Debtor moved to amend her confirmed Chapter 13 plan after confirmation. The Court held that Debtor could surrender the collateral (a truck) to secured creditor and then reclassify the unpaid balance of the claim as unsecured.
Debtors contended liens were nonpurchase money security interests which could be avoided. The security agreements contained dragnet clauses. The Court allowed Debtors to avoid the lien on a tractor, but not on a trailer.
Debtor failed to appear at state court divorce hearing. State court awarded ex-spouse $652,000 as maintenance in gross. The bankruptcy court held that this debt was in the nature of support and nondischargeable in bankruptcy.
Confirmed Chapter 13 plan provided that the debtors would make payments on their leased truck outside of the plan. The Court held that the debtors had not assumed the lease. The debtors could modify their confirmed plan to surrender the truck and treat the deficiency under the lease as a general unsecured claim
Debtor's obligation to hold former spouse harmless on certain credit card debts was nondischargeable under 11 U.S.C.A. § 523(a)(15).
Creditor filed, after the bar date, a motion to amend its complaint objecting to discharge and to determine dischargeability of debt. The Court allowed the creditor to assert additional factual allegations in support of the same causes of action asserted in the original complaint. The Court did not allow the creditor to add a new cause of action by asserting additional facts not set forth in the original complaint.
Chief Judge John T. Laney, III
The court grants Trustee relief from his stipulation, and from an order incorporating that stipulation, under Rule 60(b)(5) and under Eleventh Circuit case law.
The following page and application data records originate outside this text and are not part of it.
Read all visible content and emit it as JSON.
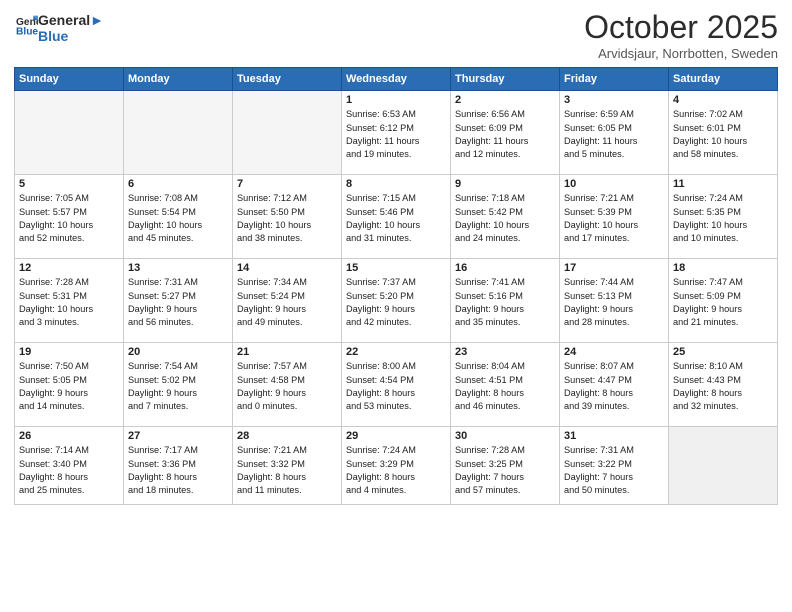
{
  "header": {
    "logo_line1": "General",
    "logo_line2": "Blue",
    "month": "October 2025",
    "location": "Arvidsjaur, Norrbotten, Sweden"
  },
  "days_of_week": [
    "Sunday",
    "Monday",
    "Tuesday",
    "Wednesday",
    "Thursday",
    "Friday",
    "Saturday"
  ],
  "weeks": [
    [
      {
        "day": "",
        "text": "",
        "empty": true
      },
      {
        "day": "",
        "text": "",
        "empty": true
      },
      {
        "day": "",
        "text": "",
        "empty": true
      },
      {
        "day": "1",
        "text": "Sunrise: 6:53 AM\nSunset: 6:12 PM\nDaylight: 11 hours\nand 19 minutes."
      },
      {
        "day": "2",
        "text": "Sunrise: 6:56 AM\nSunset: 6:09 PM\nDaylight: 11 hours\nand 12 minutes."
      },
      {
        "day": "3",
        "text": "Sunrise: 6:59 AM\nSunset: 6:05 PM\nDaylight: 11 hours\nand 5 minutes."
      },
      {
        "day": "4",
        "text": "Sunrise: 7:02 AM\nSunset: 6:01 PM\nDaylight: 10 hours\nand 58 minutes."
      }
    ],
    [
      {
        "day": "5",
        "text": "Sunrise: 7:05 AM\nSunset: 5:57 PM\nDaylight: 10 hours\nand 52 minutes."
      },
      {
        "day": "6",
        "text": "Sunrise: 7:08 AM\nSunset: 5:54 PM\nDaylight: 10 hours\nand 45 minutes."
      },
      {
        "day": "7",
        "text": "Sunrise: 7:12 AM\nSunset: 5:50 PM\nDaylight: 10 hours\nand 38 minutes."
      },
      {
        "day": "8",
        "text": "Sunrise: 7:15 AM\nSunset: 5:46 PM\nDaylight: 10 hours\nand 31 minutes."
      },
      {
        "day": "9",
        "text": "Sunrise: 7:18 AM\nSunset: 5:42 PM\nDaylight: 10 hours\nand 24 minutes."
      },
      {
        "day": "10",
        "text": "Sunrise: 7:21 AM\nSunset: 5:39 PM\nDaylight: 10 hours\nand 17 minutes."
      },
      {
        "day": "11",
        "text": "Sunrise: 7:24 AM\nSunset: 5:35 PM\nDaylight: 10 hours\nand 10 minutes."
      }
    ],
    [
      {
        "day": "12",
        "text": "Sunrise: 7:28 AM\nSunset: 5:31 PM\nDaylight: 10 hours\nand 3 minutes."
      },
      {
        "day": "13",
        "text": "Sunrise: 7:31 AM\nSunset: 5:27 PM\nDaylight: 9 hours\nand 56 minutes."
      },
      {
        "day": "14",
        "text": "Sunrise: 7:34 AM\nSunset: 5:24 PM\nDaylight: 9 hours\nand 49 minutes."
      },
      {
        "day": "15",
        "text": "Sunrise: 7:37 AM\nSunset: 5:20 PM\nDaylight: 9 hours\nand 42 minutes."
      },
      {
        "day": "16",
        "text": "Sunrise: 7:41 AM\nSunset: 5:16 PM\nDaylight: 9 hours\nand 35 minutes."
      },
      {
        "day": "17",
        "text": "Sunrise: 7:44 AM\nSunset: 5:13 PM\nDaylight: 9 hours\nand 28 minutes."
      },
      {
        "day": "18",
        "text": "Sunrise: 7:47 AM\nSunset: 5:09 PM\nDaylight: 9 hours\nand 21 minutes."
      }
    ],
    [
      {
        "day": "19",
        "text": "Sunrise: 7:50 AM\nSunset: 5:05 PM\nDaylight: 9 hours\nand 14 minutes."
      },
      {
        "day": "20",
        "text": "Sunrise: 7:54 AM\nSunset: 5:02 PM\nDaylight: 9 hours\nand 7 minutes."
      },
      {
        "day": "21",
        "text": "Sunrise: 7:57 AM\nSunset: 4:58 PM\nDaylight: 9 hours\nand 0 minutes."
      },
      {
        "day": "22",
        "text": "Sunrise: 8:00 AM\nSunset: 4:54 PM\nDaylight: 8 hours\nand 53 minutes."
      },
      {
        "day": "23",
        "text": "Sunrise: 8:04 AM\nSunset: 4:51 PM\nDaylight: 8 hours\nand 46 minutes."
      },
      {
        "day": "24",
        "text": "Sunrise: 8:07 AM\nSunset: 4:47 PM\nDaylight: 8 hours\nand 39 minutes."
      },
      {
        "day": "25",
        "text": "Sunrise: 8:10 AM\nSunset: 4:43 PM\nDaylight: 8 hours\nand 32 minutes."
      }
    ],
    [
      {
        "day": "26",
        "text": "Sunrise: 7:14 AM\nSunset: 3:40 PM\nDaylight: 8 hours\nand 25 minutes."
      },
      {
        "day": "27",
        "text": "Sunrise: 7:17 AM\nSunset: 3:36 PM\nDaylight: 8 hours\nand 18 minutes."
      },
      {
        "day": "28",
        "text": "Sunrise: 7:21 AM\nSunset: 3:32 PM\nDaylight: 8 hours\nand 11 minutes."
      },
      {
        "day": "29",
        "text": "Sunrise: 7:24 AM\nSunset: 3:29 PM\nDaylight: 8 hours\nand 4 minutes."
      },
      {
        "day": "30",
        "text": "Sunrise: 7:28 AM\nSunset: 3:25 PM\nDaylight: 7 hours\nand 57 minutes."
      },
      {
        "day": "31",
        "text": "Sunrise: 7:31 AM\nSunset: 3:22 PM\nDaylight: 7 hours\nand 50 minutes."
      },
      {
        "day": "",
        "text": "",
        "empty": true,
        "shaded": true
      }
    ]
  ]
}
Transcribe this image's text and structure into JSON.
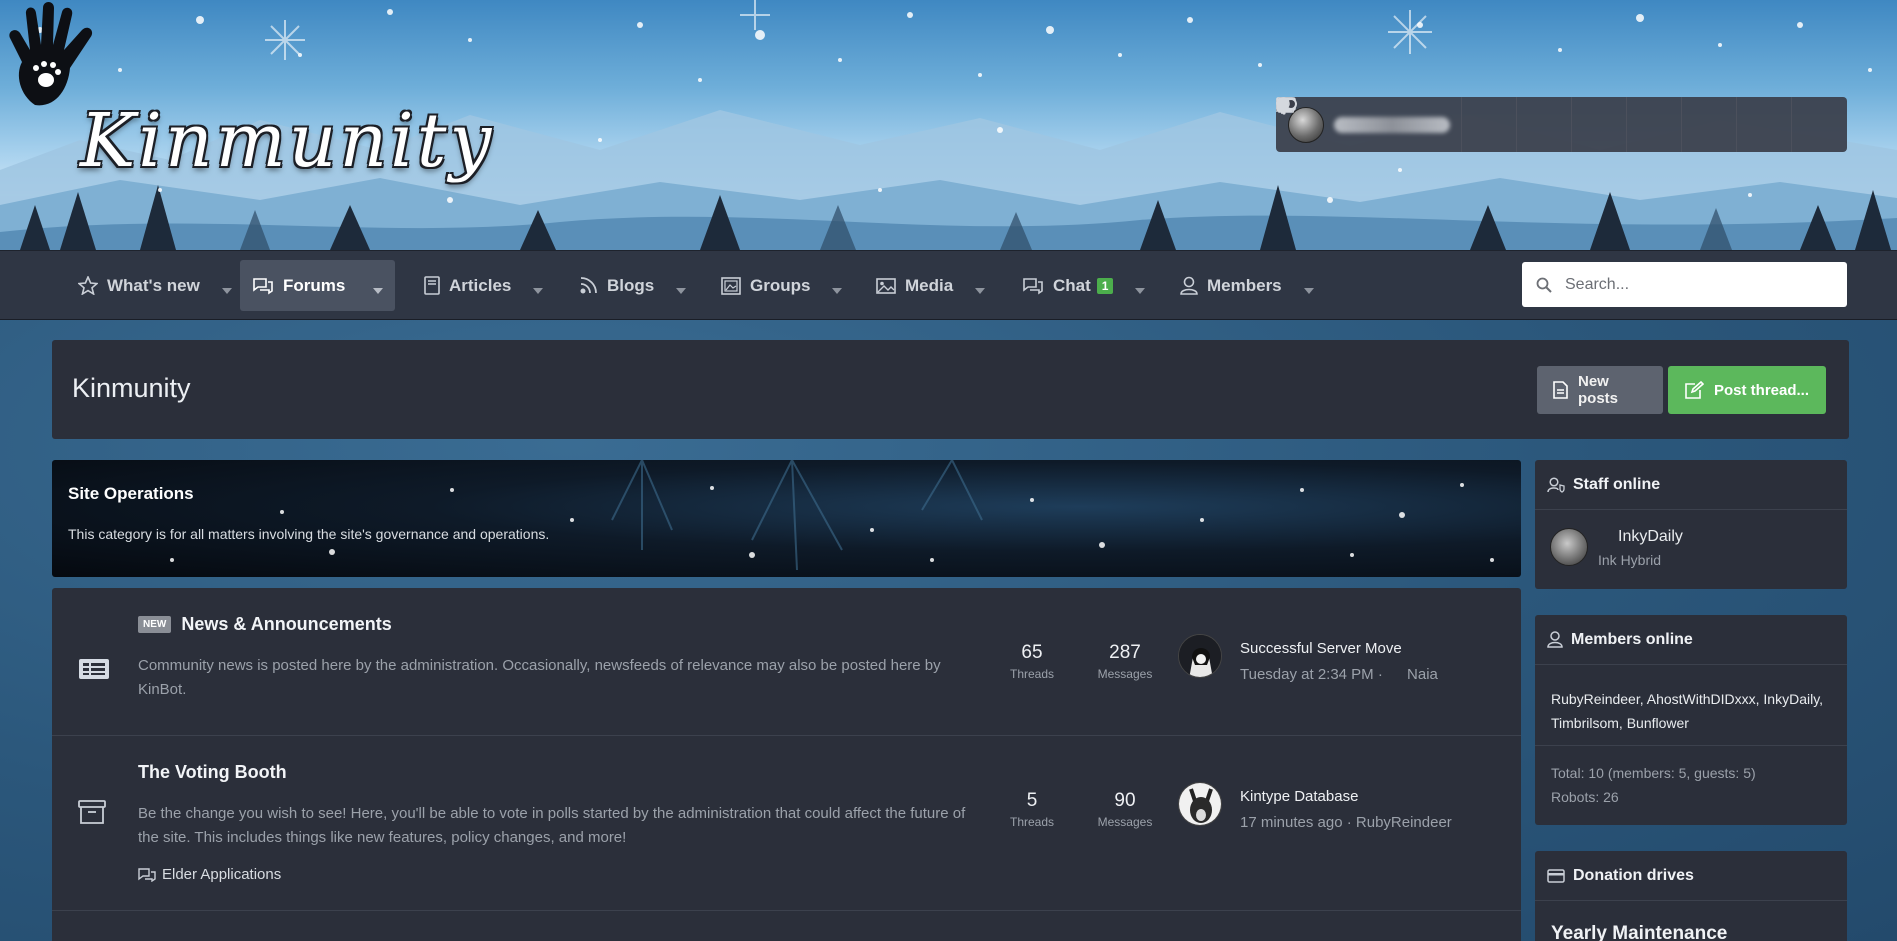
{
  "site": {
    "logo_text": "Kinmunity"
  },
  "userbar": {
    "icons": [
      "envelope-icon",
      "bell-icon",
      "credit-card-icon",
      "basket-icon",
      "toggle-icon",
      "lightbulb-icon",
      "search-icon"
    ]
  },
  "nav": {
    "tabs": [
      {
        "label": "What's new",
        "icon": "star-icon"
      },
      {
        "label": "Forums",
        "icon": "comments-icon",
        "active": true
      },
      {
        "label": "Articles",
        "icon": "book-icon"
      },
      {
        "label": "Blogs",
        "icon": "rss-icon"
      },
      {
        "label": "Groups",
        "icon": "image-gallery-icon"
      },
      {
        "label": "Media",
        "icon": "image-icon"
      },
      {
        "label": "Chat",
        "icon": "chat-icon",
        "badge": "1"
      },
      {
        "label": "Members",
        "icon": "user-icon"
      }
    ],
    "search_placeholder": "Search..."
  },
  "page": {
    "title": "Kinmunity",
    "new_posts_label": "New posts",
    "post_thread_label": "Post thread..."
  },
  "category": {
    "title": "Site Operations",
    "description": "This category is for all matters involving the site's governance and operations."
  },
  "forums": [
    {
      "badge": "NEW",
      "title": "News & Announcements",
      "description": "Community news is posted here by the administration. Occasionally, newsfeeds of relevance may also be posted here by KinBot.",
      "threads": "65",
      "threads_label": "Threads",
      "messages": "287",
      "messages_label": "Messages",
      "last_post_title": "Successful Server Move",
      "last_post_time": "Tuesday at 2:34 PM",
      "last_post_separator": "·",
      "last_post_user": "Naia"
    },
    {
      "title": "The Voting Booth",
      "description": "Be the change you wish to see! Here, you'll be able to vote in polls started by the administration that could affect the future of the site. This includes things like new features, policy changes, and more!",
      "subforum": "Elder Applications",
      "threads": "5",
      "threads_label": "Threads",
      "messages": "90",
      "messages_label": "Messages",
      "last_post_title": "Kintype Database",
      "last_post_meta": "17 minutes ago · RubyReindeer"
    }
  ],
  "sidebar": {
    "staff": {
      "title": "Staff online",
      "name": "InkyDaily",
      "role": "Ink Hybrid"
    },
    "members": {
      "title": "Members online",
      "list": "RubyReindeer, AhostWithDIDxxx, InkyDaily, Timbrilsom, Bunflower",
      "total": "Total: 10 (members: 5, guests: 5)",
      "robots": "Robots: 26"
    },
    "donations": {
      "title": "Donation drives",
      "drive": "Yearly Maintenance"
    }
  },
  "colors": {
    "accent_green": "#5cb85c",
    "panel": "#2b2f3a",
    "nav": "#2f3644",
    "badge_green": "#4cae4c"
  }
}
It would work an injustice if Trustee were held to his stipulation now that the order upon which the stipulation was based has been reversed.
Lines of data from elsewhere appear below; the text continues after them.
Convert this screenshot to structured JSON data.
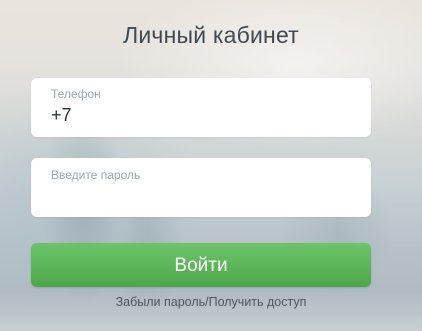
{
  "page": {
    "title": "Личный кабинет"
  },
  "phone_field": {
    "label": "Телефон",
    "value": "+7"
  },
  "password_field": {
    "placeholder": "Введите пароль",
    "value": ""
  },
  "login_button": {
    "label": "Войти",
    "color": "#5bb557"
  },
  "forgot_link": {
    "label": "Забыли пароль/Получить доступ"
  }
}
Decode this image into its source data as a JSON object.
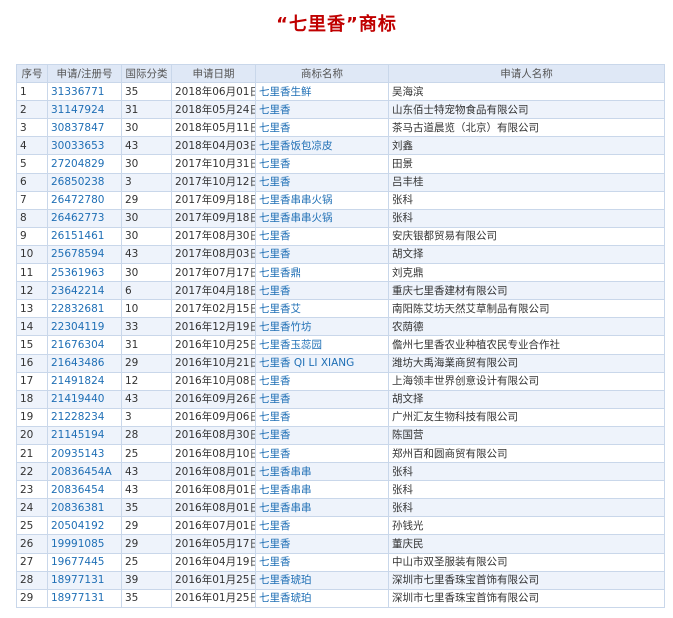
{
  "title": "“七里香”商标",
  "table": {
    "headers": [
      "序号",
      "申请/注册号",
      "国际分类",
      "申请日期",
      "商标名称",
      "申请人名称"
    ],
    "rows": [
      [
        "1",
        "31336771",
        "35",
        "2018年06月01日",
        "七里香生鲜",
        "吴海滨"
      ],
      [
        "2",
        "31147924",
        "31",
        "2018年05月24日",
        "七里香",
        "山东佰士特宠物食品有限公司"
      ],
      [
        "3",
        "30837847",
        "30",
        "2018年05月11日",
        "七里香",
        "茶马古道晨览（北京）有限公司"
      ],
      [
        "4",
        "30033653",
        "43",
        "2018年04月03日",
        "七里香饭包凉皮",
        "刘鑫"
      ],
      [
        "5",
        "27204829",
        "30",
        "2017年10月31日",
        "七里香",
        "田景"
      ],
      [
        "6",
        "26850238",
        "3",
        "2017年10月12日",
        "七里香",
        "吕丰桂"
      ],
      [
        "7",
        "26472780",
        "29",
        "2017年09月18日",
        "七里香串串火锅",
        "张科"
      ],
      [
        "8",
        "26462773",
        "30",
        "2017年09月18日",
        "七里香串串火锅",
        "张科"
      ],
      [
        "9",
        "26151461",
        "30",
        "2017年08月30日",
        "七里香",
        "安庆银都贸易有限公司"
      ],
      [
        "10",
        "25678594",
        "43",
        "2017年08月03日",
        "七里香",
        "胡文择"
      ],
      [
        "11",
        "25361963",
        "30",
        "2017年07月17日",
        "七里香鼎",
        "刘克鼎"
      ],
      [
        "12",
        "23642214",
        "6",
        "2017年04月18日",
        "七里香",
        "重庆七里香建材有限公司"
      ],
      [
        "13",
        "22832681",
        "10",
        "2017年02月15日",
        "七里香艾",
        "南阳陈艾坊天然艾草制品有限公司"
      ],
      [
        "14",
        "22304119",
        "33",
        "2016年12月19日",
        "七里香竹坊",
        "农荫德"
      ],
      [
        "15",
        "21676304",
        "31",
        "2016年10月25日",
        "七里香玉蕊园",
        "儋州七里香农业种植农民专业合作社"
      ],
      [
        "16",
        "21643486",
        "29",
        "2016年10月21日",
        "七里香 QI LI XIANG",
        "潍坊大禹海業商贸有限公司"
      ],
      [
        "17",
        "21491824",
        "12",
        "2016年10月08日",
        "七里香",
        "上海领丰世界创意设计有限公司"
      ],
      [
        "18",
        "21419440",
        "43",
        "2016年09月26日",
        "七里香",
        "胡文择"
      ],
      [
        "19",
        "21228234",
        "3",
        "2016年09月06日",
        "七里香",
        "广州汇友生物科技有限公司"
      ],
      [
        "20",
        "21145194",
        "28",
        "2016年08月30日",
        "七里香",
        "陈国营"
      ],
      [
        "21",
        "20935143",
        "25",
        "2016年08月10日",
        "七里香",
        "郑州百和圆商贸有限公司"
      ],
      [
        "22",
        "20836454A",
        "43",
        "2016年08月01日",
        "七里香串串",
        "张科"
      ],
      [
        "23",
        "20836454",
        "43",
        "2016年08月01日",
        "七里香串串",
        "张科"
      ],
      [
        "24",
        "20836381",
        "35",
        "2016年08月01日",
        "七里香串串",
        "张科"
      ],
      [
        "25",
        "20504192",
        "29",
        "2016年07月01日",
        "七里香",
        "孙钱光"
      ],
      [
        "26",
        "19991085",
        "29",
        "2016年05月17日",
        "七里香",
        "董庆民"
      ],
      [
        "27",
        "19677445",
        "25",
        "2016年04月19日",
        "七里香",
        "中山市双圣服装有限公司"
      ],
      [
        "28",
        "18977131",
        "39",
        "2016年01月25日",
        "七里香琥珀",
        "深圳市七里香珠宝首饰有限公司"
      ],
      [
        "29",
        "18977131",
        "35",
        "2016年01月25日",
        "七里香琥珀",
        "深圳市七里香珠宝首饰有限公司"
      ]
    ]
  }
}
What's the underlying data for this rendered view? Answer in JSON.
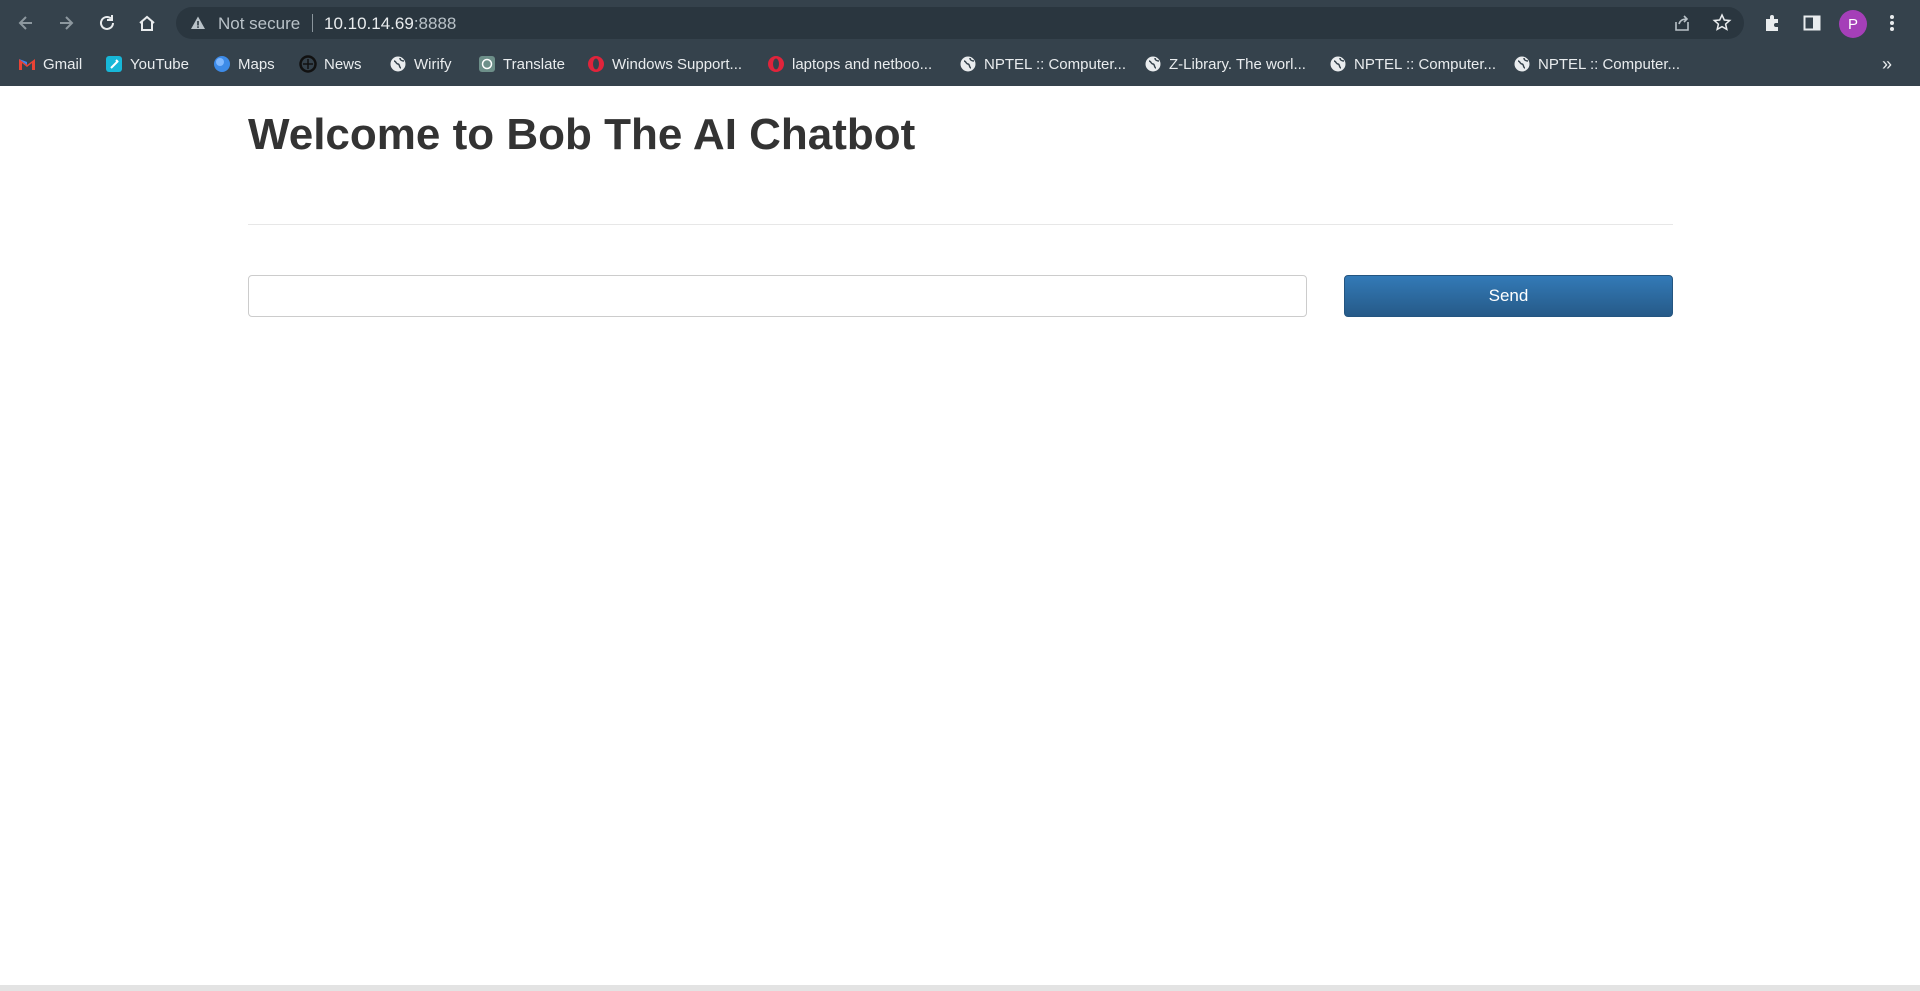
{
  "browser": {
    "address": {
      "security_label": "Not secure",
      "host": "10.10.14.69",
      "port": ":8888"
    },
    "profile_initial": "P",
    "bookmarks": [
      {
        "label": "Gmail",
        "icon": "gmail-icon"
      },
      {
        "label": "YouTube",
        "icon": "youtube-icon"
      },
      {
        "label": "Maps",
        "icon": "maps-icon"
      },
      {
        "label": "News",
        "icon": "news-icon"
      },
      {
        "label": "Wirify",
        "icon": "globe-icon"
      },
      {
        "label": "Translate",
        "icon": "translate-icon"
      },
      {
        "label": "Windows Support...",
        "icon": "opera-icon"
      },
      {
        "label": "laptops and netboo...",
        "icon": "opera-icon"
      },
      {
        "label": "NPTEL :: Computer...",
        "icon": "globe-icon"
      },
      {
        "label": "Z-Library. The worl...",
        "icon": "globe-icon"
      },
      {
        "label": "NPTEL :: Computer...",
        "icon": "globe-icon"
      },
      {
        "label": "NPTEL :: Computer...",
        "icon": "globe-icon"
      }
    ],
    "more_bookmarks": "»"
  },
  "page": {
    "title": "Welcome to Bob The AI Chatbot",
    "message_input": {
      "value": "",
      "placeholder": ""
    },
    "send_label": "Send"
  },
  "colors": {
    "chrome": "#35424c",
    "button": "#337ab7",
    "title_text": "#333333"
  }
}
Judge James D. Walker Jr. (Retired)
Question as to whether Debtor "knowingly or fraudulently" omitted items from his schedules, and is thus subject to having his discharge denied for making a false oath pursuant to Section 727(a)(4)(A) for making a false oath or account, is ultimately turns on the credibility of the Debtor, and is accordingly a question for the finder of fact; value of property that Debtor alleges is irrelevant to determination of the property's materiality to the estate for purposes of denying discharge pursuant to Section 727(a)(4)(A).
Though 11 U.S.C. § 502(b)(3) limits the amount of an ad valorem tax claimant's claim to the value of the estate's interest in the property against which the ad valorem tax was assessed, Trustee may not use Section 502(b)(3) to avoid the tax claimant's security interest created by a tax lien perfected more than 90 days prior to Debtor's petition.